[The data]
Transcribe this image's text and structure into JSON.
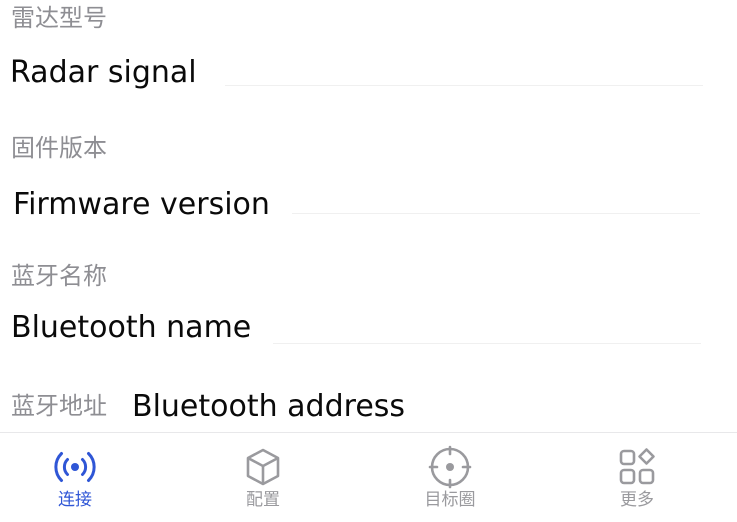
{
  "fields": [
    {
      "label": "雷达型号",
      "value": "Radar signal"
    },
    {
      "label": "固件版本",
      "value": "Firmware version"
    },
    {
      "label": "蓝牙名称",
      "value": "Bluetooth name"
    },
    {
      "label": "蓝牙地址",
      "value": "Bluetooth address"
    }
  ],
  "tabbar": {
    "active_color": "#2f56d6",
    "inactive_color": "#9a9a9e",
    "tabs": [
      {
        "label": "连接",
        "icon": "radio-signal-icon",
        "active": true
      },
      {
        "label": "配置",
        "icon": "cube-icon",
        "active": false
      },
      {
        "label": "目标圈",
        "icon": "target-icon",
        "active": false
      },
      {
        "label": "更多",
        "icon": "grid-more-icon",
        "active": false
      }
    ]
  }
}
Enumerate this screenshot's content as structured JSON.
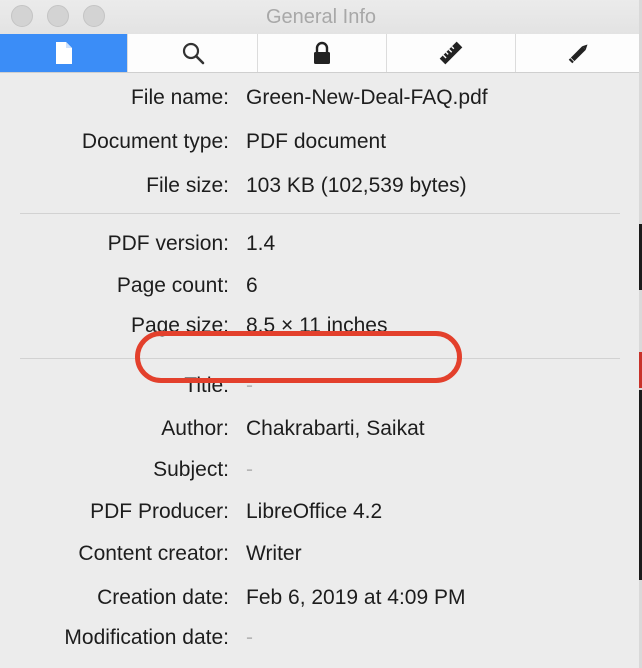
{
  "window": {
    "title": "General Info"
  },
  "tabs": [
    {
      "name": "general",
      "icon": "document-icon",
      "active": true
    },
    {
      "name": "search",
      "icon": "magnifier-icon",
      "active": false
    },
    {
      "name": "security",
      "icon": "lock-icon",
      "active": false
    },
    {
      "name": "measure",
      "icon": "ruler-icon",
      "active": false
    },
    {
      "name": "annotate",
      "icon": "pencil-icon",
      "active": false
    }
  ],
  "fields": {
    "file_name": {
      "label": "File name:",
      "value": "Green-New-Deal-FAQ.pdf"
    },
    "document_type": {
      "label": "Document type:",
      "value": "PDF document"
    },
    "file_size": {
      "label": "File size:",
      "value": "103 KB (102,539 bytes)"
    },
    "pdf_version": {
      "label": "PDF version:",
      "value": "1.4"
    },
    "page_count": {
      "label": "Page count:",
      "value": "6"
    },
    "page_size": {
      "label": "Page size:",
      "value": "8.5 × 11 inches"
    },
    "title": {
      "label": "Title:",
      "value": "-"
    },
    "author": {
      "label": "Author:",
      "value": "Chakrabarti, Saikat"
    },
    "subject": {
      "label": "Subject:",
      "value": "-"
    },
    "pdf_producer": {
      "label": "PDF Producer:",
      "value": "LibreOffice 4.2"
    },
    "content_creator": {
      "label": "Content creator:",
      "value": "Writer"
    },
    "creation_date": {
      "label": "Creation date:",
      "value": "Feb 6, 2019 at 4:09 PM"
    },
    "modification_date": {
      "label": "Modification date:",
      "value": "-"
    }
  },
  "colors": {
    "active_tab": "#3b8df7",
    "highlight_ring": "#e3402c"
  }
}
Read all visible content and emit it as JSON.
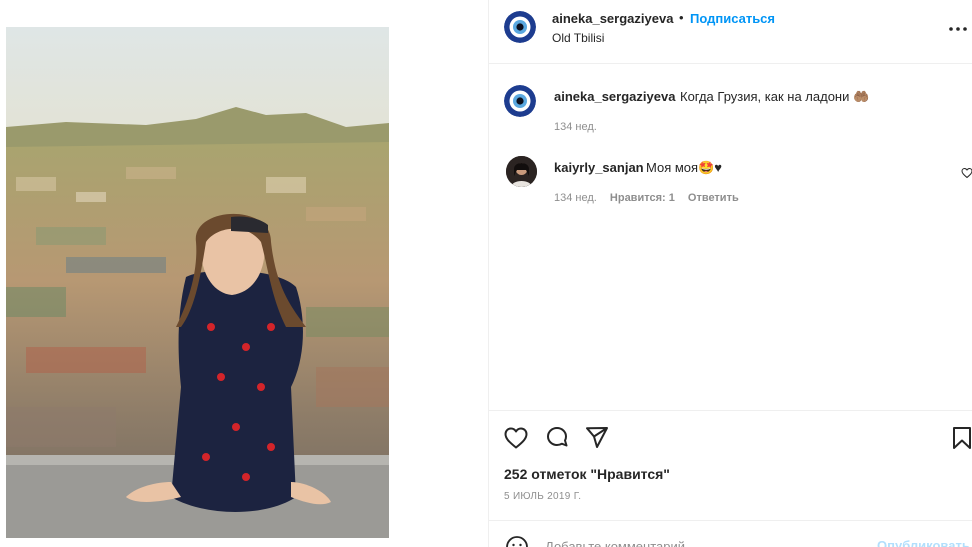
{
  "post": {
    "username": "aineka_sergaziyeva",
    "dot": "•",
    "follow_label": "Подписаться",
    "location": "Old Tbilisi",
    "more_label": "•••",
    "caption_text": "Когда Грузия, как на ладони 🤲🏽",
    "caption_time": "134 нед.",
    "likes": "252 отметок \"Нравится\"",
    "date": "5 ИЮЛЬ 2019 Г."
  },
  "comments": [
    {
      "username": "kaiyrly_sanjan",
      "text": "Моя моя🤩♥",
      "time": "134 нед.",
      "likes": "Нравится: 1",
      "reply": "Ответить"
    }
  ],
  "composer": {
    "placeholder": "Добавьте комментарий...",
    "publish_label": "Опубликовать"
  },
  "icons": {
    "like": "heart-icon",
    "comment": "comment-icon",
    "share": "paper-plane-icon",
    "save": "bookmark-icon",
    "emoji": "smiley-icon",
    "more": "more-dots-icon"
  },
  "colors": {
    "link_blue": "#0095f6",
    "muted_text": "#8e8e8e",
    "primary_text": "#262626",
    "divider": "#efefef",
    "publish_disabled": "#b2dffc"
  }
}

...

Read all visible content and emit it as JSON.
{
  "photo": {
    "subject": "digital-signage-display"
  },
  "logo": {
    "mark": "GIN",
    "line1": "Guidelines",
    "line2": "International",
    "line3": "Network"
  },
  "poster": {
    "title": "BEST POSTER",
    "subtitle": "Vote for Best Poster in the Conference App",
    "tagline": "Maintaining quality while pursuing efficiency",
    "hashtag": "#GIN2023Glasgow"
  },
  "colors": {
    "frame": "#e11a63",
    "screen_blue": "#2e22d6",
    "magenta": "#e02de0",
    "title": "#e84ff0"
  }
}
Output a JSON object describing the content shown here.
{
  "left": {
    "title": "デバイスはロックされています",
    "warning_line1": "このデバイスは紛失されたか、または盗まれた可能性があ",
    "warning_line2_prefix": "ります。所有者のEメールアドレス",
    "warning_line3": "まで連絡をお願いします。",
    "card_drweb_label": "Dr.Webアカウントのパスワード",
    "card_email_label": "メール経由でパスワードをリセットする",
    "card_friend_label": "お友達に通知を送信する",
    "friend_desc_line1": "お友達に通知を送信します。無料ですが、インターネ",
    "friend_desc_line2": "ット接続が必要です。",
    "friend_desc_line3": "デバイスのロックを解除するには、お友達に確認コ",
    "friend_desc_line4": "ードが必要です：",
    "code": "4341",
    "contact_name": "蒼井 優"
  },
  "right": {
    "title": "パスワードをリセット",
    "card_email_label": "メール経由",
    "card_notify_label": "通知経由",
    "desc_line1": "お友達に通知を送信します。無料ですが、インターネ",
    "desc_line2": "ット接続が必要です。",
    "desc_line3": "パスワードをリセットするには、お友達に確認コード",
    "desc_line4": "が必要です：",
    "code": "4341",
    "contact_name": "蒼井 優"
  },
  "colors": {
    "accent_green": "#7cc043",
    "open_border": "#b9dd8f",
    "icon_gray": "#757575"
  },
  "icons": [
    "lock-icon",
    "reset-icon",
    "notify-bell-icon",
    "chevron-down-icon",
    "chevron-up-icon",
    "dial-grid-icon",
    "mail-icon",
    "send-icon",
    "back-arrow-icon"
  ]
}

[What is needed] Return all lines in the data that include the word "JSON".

[Written reply]
Transcribe this image's text and structure into JSON.
Enumerate this screenshot's content as structured JSON.
Read all visible content and emit it as JSON.
Read all visible content and emit it as JSON.
Output a JSON object describing the content shown here.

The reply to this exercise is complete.